Web page and app entries

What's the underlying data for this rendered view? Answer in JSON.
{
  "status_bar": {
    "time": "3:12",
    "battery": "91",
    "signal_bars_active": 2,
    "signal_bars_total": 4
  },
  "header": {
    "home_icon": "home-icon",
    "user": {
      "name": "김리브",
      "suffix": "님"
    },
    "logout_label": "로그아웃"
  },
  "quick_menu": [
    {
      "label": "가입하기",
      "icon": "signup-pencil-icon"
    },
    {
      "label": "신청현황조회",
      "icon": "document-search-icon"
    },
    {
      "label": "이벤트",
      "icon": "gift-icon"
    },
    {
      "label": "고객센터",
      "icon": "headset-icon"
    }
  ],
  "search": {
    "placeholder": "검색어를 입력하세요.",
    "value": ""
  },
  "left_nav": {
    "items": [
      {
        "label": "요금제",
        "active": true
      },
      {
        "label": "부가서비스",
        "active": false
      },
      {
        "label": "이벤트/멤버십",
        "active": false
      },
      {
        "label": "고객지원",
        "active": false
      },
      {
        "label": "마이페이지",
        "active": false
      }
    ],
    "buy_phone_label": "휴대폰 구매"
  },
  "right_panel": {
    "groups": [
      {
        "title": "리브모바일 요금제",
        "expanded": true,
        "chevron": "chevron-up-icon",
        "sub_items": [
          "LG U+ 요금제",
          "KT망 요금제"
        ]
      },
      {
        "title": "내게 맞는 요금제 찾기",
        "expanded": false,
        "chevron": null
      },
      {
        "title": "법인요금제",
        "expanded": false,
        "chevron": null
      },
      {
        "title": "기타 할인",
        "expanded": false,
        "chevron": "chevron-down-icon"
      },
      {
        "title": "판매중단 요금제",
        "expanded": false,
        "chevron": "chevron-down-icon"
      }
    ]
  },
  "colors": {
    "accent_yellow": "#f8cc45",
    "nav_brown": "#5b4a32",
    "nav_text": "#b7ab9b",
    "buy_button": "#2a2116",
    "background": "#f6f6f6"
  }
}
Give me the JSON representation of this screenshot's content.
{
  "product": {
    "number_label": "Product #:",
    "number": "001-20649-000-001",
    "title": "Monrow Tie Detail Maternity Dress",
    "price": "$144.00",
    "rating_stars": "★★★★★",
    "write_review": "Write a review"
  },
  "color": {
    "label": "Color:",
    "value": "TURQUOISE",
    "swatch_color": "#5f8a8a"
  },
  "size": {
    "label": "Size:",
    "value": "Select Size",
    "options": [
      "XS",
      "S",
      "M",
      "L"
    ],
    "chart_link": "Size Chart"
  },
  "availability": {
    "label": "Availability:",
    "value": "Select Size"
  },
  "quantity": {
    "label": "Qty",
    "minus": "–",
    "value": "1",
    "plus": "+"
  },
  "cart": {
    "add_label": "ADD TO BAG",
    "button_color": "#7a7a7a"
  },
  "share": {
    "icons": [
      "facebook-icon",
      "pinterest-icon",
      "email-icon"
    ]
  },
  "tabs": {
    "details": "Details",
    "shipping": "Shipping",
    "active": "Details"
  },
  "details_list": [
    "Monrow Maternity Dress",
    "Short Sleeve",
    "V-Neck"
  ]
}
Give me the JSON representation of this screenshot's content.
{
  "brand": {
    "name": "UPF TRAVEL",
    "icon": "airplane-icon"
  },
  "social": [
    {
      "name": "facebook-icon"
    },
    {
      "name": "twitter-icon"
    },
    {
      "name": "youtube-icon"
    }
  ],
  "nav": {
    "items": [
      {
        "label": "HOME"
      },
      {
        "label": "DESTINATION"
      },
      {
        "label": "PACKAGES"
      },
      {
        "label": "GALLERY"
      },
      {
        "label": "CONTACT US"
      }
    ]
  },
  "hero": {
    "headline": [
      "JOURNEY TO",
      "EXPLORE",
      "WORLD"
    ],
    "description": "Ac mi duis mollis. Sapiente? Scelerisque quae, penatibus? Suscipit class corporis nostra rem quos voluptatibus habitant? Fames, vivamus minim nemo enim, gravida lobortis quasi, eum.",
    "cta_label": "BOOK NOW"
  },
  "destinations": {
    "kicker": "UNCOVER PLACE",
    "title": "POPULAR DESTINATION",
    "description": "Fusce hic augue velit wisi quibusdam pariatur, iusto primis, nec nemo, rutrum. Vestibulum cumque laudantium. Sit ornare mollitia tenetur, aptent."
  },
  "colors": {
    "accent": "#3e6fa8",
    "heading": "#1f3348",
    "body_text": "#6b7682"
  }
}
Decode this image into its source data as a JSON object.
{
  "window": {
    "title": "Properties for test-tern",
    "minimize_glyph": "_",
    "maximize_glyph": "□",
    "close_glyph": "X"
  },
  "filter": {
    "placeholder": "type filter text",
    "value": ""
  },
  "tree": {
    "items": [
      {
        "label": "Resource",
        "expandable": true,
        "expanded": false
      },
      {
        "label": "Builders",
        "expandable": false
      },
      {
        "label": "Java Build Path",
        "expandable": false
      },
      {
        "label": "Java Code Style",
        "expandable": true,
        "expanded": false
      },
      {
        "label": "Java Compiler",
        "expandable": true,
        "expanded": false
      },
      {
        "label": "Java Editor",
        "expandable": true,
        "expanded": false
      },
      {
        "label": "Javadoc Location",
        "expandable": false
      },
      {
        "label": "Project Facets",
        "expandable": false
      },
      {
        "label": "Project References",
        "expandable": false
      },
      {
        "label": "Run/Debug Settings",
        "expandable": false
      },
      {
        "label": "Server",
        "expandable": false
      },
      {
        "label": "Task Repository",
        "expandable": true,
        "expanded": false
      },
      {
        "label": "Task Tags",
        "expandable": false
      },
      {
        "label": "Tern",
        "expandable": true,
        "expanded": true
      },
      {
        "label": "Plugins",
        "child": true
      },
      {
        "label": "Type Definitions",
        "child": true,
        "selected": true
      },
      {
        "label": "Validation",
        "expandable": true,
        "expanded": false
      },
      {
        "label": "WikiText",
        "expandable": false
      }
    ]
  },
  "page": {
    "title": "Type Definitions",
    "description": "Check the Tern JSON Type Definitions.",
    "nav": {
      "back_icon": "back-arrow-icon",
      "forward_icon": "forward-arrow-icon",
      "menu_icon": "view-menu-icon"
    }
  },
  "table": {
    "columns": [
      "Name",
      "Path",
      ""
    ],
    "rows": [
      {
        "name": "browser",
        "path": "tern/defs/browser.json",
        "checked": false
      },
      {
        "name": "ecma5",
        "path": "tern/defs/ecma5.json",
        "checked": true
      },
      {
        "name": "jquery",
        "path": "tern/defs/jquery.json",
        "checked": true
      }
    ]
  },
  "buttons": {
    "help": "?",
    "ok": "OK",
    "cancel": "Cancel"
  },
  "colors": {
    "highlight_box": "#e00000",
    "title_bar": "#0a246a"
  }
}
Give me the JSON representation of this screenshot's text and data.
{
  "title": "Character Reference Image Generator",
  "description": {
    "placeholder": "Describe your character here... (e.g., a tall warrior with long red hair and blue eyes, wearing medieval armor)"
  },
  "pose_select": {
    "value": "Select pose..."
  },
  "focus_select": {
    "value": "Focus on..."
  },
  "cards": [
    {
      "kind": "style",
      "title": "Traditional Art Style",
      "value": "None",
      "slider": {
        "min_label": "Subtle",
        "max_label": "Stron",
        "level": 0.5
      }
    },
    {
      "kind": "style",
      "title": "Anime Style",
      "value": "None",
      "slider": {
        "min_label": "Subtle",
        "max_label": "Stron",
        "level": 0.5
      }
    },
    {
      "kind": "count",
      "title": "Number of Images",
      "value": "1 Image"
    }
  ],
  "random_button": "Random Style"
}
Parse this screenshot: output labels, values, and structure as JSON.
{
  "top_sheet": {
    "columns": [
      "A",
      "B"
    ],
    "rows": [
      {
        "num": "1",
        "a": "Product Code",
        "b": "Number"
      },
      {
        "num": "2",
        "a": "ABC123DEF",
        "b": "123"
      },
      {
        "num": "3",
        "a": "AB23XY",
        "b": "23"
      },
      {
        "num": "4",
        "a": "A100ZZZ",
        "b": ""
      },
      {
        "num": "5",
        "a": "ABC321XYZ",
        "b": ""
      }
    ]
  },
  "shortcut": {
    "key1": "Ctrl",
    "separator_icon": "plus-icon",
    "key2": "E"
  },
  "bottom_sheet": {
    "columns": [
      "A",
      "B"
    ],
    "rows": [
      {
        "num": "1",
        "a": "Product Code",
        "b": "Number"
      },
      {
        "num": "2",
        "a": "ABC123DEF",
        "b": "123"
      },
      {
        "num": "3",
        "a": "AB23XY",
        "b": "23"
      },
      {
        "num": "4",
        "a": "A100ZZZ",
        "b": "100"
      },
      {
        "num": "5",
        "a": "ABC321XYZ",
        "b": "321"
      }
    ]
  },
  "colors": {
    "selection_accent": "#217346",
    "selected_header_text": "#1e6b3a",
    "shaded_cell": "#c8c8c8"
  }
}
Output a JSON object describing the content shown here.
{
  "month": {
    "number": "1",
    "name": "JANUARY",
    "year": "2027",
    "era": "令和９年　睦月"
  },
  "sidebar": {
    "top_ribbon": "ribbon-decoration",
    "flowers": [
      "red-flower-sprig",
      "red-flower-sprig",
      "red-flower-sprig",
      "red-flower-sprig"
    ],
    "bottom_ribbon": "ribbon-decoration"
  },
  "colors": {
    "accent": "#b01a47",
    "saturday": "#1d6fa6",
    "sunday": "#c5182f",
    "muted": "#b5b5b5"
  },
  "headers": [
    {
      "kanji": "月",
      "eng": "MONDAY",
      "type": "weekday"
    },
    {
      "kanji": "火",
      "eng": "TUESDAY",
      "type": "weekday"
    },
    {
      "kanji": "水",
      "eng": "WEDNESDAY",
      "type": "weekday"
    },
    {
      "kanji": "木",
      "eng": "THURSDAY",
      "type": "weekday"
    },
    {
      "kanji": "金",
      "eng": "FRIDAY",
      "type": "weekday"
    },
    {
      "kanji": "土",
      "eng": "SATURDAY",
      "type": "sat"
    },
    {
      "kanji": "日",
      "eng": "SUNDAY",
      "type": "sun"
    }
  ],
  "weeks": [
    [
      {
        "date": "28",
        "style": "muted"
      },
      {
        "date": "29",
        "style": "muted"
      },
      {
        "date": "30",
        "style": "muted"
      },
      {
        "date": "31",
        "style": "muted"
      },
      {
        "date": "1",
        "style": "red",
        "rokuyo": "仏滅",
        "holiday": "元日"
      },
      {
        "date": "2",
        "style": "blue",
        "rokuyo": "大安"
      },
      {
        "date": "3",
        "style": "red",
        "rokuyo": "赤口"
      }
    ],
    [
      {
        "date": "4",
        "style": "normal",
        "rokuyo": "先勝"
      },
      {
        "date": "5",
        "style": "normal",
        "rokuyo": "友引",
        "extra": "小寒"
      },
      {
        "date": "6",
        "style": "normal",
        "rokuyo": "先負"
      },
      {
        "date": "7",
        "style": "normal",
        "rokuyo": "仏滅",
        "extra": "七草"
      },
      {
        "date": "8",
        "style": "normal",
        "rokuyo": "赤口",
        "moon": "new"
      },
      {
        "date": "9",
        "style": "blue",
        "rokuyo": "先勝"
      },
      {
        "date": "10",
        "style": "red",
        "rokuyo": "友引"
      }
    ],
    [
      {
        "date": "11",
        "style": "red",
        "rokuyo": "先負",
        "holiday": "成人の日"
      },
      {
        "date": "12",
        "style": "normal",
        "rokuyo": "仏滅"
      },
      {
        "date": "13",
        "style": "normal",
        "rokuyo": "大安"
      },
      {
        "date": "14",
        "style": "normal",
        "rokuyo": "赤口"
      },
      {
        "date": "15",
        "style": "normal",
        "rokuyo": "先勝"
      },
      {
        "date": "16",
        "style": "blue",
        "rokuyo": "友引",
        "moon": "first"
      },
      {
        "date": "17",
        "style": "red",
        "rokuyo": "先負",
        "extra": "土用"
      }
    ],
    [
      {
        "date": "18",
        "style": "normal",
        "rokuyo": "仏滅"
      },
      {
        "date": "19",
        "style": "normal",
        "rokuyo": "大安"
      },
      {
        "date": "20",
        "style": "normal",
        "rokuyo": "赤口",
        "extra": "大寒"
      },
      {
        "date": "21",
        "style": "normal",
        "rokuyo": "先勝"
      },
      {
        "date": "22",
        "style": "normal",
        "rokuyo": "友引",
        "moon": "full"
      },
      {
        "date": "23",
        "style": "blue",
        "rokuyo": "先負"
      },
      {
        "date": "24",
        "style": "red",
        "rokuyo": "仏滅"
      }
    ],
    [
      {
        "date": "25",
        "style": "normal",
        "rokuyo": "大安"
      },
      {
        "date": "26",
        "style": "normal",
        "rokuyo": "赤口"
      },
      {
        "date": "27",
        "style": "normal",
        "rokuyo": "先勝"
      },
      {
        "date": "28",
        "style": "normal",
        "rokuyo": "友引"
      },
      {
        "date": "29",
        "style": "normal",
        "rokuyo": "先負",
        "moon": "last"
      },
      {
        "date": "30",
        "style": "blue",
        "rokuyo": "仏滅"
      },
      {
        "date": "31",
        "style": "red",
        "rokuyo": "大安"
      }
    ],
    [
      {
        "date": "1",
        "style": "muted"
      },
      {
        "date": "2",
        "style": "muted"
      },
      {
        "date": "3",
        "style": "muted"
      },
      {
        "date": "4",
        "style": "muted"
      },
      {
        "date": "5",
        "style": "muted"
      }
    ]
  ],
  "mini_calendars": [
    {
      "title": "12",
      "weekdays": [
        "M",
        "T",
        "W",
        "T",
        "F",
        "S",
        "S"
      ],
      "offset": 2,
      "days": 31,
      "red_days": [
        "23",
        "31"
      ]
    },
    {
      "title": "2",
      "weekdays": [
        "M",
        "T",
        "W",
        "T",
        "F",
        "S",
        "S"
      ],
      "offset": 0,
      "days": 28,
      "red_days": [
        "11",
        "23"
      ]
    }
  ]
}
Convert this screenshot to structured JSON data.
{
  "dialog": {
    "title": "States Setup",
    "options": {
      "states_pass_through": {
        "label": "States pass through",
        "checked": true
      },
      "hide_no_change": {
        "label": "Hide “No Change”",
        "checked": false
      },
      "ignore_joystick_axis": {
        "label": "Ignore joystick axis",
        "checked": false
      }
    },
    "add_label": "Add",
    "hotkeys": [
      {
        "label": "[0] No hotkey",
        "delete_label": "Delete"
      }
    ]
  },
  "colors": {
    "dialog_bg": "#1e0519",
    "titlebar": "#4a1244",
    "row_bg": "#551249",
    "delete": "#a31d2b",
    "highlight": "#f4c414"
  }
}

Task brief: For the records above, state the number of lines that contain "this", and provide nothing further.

Response to the exercise: 7